Germany became a unified country in 1871 under the leadership of Otto Von Bismarck. The separate states up until this time were independent, Prussia being the strongest and most influential, followed by Austria. There are several contributing factors to the unification of Germany, the most influential of which being the leadership of Otto Von Bismarck. The three wars that Prussia fought with Denmark, Austria and France also played significant roles in the unification of the German states.
Another factor to consider is the increase in support of nationalism around Western Europe at the time, and the changes in German society.
Through an evaluation of these factors and relevant sources one can understand how they linked together and led to the eventual unification of Germany. During the nineteenth century, Europe was experiencing major social, economic and political changes. The middle class had grown in both wealth and numbers, and were demanding a change in government. Contributing to this were the ideas of the Enlightenment, and the philosophies of Liberalism and Nationalism.
The Age of Enlightenment was a period of intellectual development throughout the eighteenth century, during which time people began to question the Church and lean more towards the explanations of science. These ideals were still very much present during the nineteenth century and influenced the Government as the people of Europe believed their countries should be governed based on human rights rather than religion. Nationalism was the belief that people of a common language and culture should be joined as one country, and Liberalism believed in a representative government.

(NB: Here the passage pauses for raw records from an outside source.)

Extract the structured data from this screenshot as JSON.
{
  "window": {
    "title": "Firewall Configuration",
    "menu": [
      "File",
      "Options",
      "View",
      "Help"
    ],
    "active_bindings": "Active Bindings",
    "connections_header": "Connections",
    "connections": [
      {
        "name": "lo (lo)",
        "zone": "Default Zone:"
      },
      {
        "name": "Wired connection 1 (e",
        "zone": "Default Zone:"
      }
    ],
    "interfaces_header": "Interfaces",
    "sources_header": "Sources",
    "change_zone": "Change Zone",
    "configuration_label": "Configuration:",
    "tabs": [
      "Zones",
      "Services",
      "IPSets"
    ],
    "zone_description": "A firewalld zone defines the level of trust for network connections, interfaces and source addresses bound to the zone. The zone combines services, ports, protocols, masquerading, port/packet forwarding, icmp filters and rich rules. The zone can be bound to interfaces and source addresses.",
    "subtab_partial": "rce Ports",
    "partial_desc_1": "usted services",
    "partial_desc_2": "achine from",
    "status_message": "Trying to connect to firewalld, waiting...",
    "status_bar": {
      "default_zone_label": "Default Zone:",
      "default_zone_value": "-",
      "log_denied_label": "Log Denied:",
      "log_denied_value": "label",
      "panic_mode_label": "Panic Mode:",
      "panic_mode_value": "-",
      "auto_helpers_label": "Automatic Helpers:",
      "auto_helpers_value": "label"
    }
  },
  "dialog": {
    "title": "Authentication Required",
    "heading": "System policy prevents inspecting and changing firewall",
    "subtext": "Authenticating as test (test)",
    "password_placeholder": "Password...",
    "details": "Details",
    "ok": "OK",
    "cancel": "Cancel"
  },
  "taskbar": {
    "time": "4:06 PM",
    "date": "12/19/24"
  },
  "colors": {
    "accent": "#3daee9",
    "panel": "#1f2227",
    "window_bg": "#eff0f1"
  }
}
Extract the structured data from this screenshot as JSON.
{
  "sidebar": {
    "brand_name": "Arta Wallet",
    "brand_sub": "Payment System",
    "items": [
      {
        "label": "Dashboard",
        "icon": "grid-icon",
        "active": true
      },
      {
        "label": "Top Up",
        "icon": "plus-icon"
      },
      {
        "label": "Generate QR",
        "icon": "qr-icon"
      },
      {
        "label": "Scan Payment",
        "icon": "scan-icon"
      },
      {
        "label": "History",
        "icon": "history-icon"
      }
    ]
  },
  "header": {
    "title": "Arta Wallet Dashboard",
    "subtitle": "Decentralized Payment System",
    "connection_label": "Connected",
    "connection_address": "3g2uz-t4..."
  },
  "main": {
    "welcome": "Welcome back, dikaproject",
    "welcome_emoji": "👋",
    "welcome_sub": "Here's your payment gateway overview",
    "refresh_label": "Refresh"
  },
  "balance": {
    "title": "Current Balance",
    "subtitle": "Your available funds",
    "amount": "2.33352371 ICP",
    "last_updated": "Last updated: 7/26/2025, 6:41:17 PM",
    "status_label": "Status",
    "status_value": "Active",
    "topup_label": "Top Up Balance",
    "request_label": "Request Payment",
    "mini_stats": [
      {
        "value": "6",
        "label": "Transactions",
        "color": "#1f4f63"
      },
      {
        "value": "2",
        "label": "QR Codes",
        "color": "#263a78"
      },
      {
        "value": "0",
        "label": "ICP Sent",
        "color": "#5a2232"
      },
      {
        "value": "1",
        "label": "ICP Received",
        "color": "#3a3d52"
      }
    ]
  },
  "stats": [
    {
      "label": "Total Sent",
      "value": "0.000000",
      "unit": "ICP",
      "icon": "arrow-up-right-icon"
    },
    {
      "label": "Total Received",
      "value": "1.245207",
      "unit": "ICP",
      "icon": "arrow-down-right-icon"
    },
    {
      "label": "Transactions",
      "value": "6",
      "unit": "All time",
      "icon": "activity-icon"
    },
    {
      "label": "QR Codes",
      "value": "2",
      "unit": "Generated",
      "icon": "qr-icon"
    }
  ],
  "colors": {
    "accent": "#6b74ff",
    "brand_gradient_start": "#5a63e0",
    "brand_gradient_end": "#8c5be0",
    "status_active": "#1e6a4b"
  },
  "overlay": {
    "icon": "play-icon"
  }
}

Bismarck, Prussian President at the time, favoured Nationalism, however he vehemently opposed Liberalism. Bismarck’s political preferences are significant to German unification as they played important roles in how he came to power and the decisions he made during his term. Otto Von Bismarck was appointed President of Prussia in 1862 by Kaiser Wilhelm I. He was called in to Parliament because the Prussian Chamber of Deputies, consisting mostly of liberals, was opposing the King’s army reform bill and the King wished the break the deadlock.
As president, Bismarck led Germany into unification through his opportunism and his various policies. Charismatic yet aggressive by nature, Bismarck was known for his ability to seize opportunities and manipulate situations to his advantage. It is debatable whether or not Germany would have achieved unification under the power of anyone other Bismarck. In his 1996 book The Problem of the German Nation State, Wolfgang Mommsen said, “Bismarck’s policies- admirable or satanic… occupy centre stage. ” This is particularly true for his infamous policy of “blood and iron”.
Also, Bismarck’s diplomatic abilities are able to be seen when looking at his foreign policy of 1871 to 1890. Bismarck’s policies and opportunism are predominantly evident when looking at the Three Wars. During the period of 1864 to 1871, Bismarck led Prussia into three significant wars. As said by G. A Craig in The Germans, 1991, the unified Germany was “created in 1871 by Bismarck’s diplomacy and Prussian military power. ” The first of these wars was the war with Denmark over the provinces of Schleswig-Holstein in 1864. Prussia and Austria combined their military forces and won against the much weaker Denmark with considerable ease.
This was a contributing factor in the second of the three wars, which was fought against Austria, as the two states fought over the control of the Provinces. The purpose of this war with Austria, which later was known as the ‘Seven Week War’, was to exclude Austria from the new Germany. Bismarck knew that Austria was Prussia’s main competition for leadership of Germany and therefore wanted the threat removed. The Prussian army annihilated the Austrians in the Battle of Sadowa, forcing them to surrender. Both states then signed a peace treaty known as the ‘Treaty of Prague’, as Bismarck did not want to create an enemy of Austria.
This war drew together most of Northern Germany, however it did not include southern German states such as Baden or Bavaria. The Franco-Prussian War of 1870-1871 was what finally united Germany as one nation, and was therefore seen as the most important of the three wars. War was declared over a disagreement with the French about the Spanish throne, the public statement of which was edited by Bismarck to sound hostile in order to create conflict. The Prussian army achieved victory quite easily, proving to be far better train and better equipped than France’s army. After six months of warfare the Treaty of Frankfurt was signed.
These three wars played a significant role in unifying Germany as they gave the people a common goal to band together for. They also established to the rest of Europe the strength that Germany possessed as a unified country. Before 1871, Germany was a weak and divided country. Due to many social and political factors, the most significant of which being the leadership of Otto Von Bismarck, Germany became one unified country, much stronger and wealthier than before. However, there were negative consequences that came of German unification, which were seen in the First World War which lied ahead.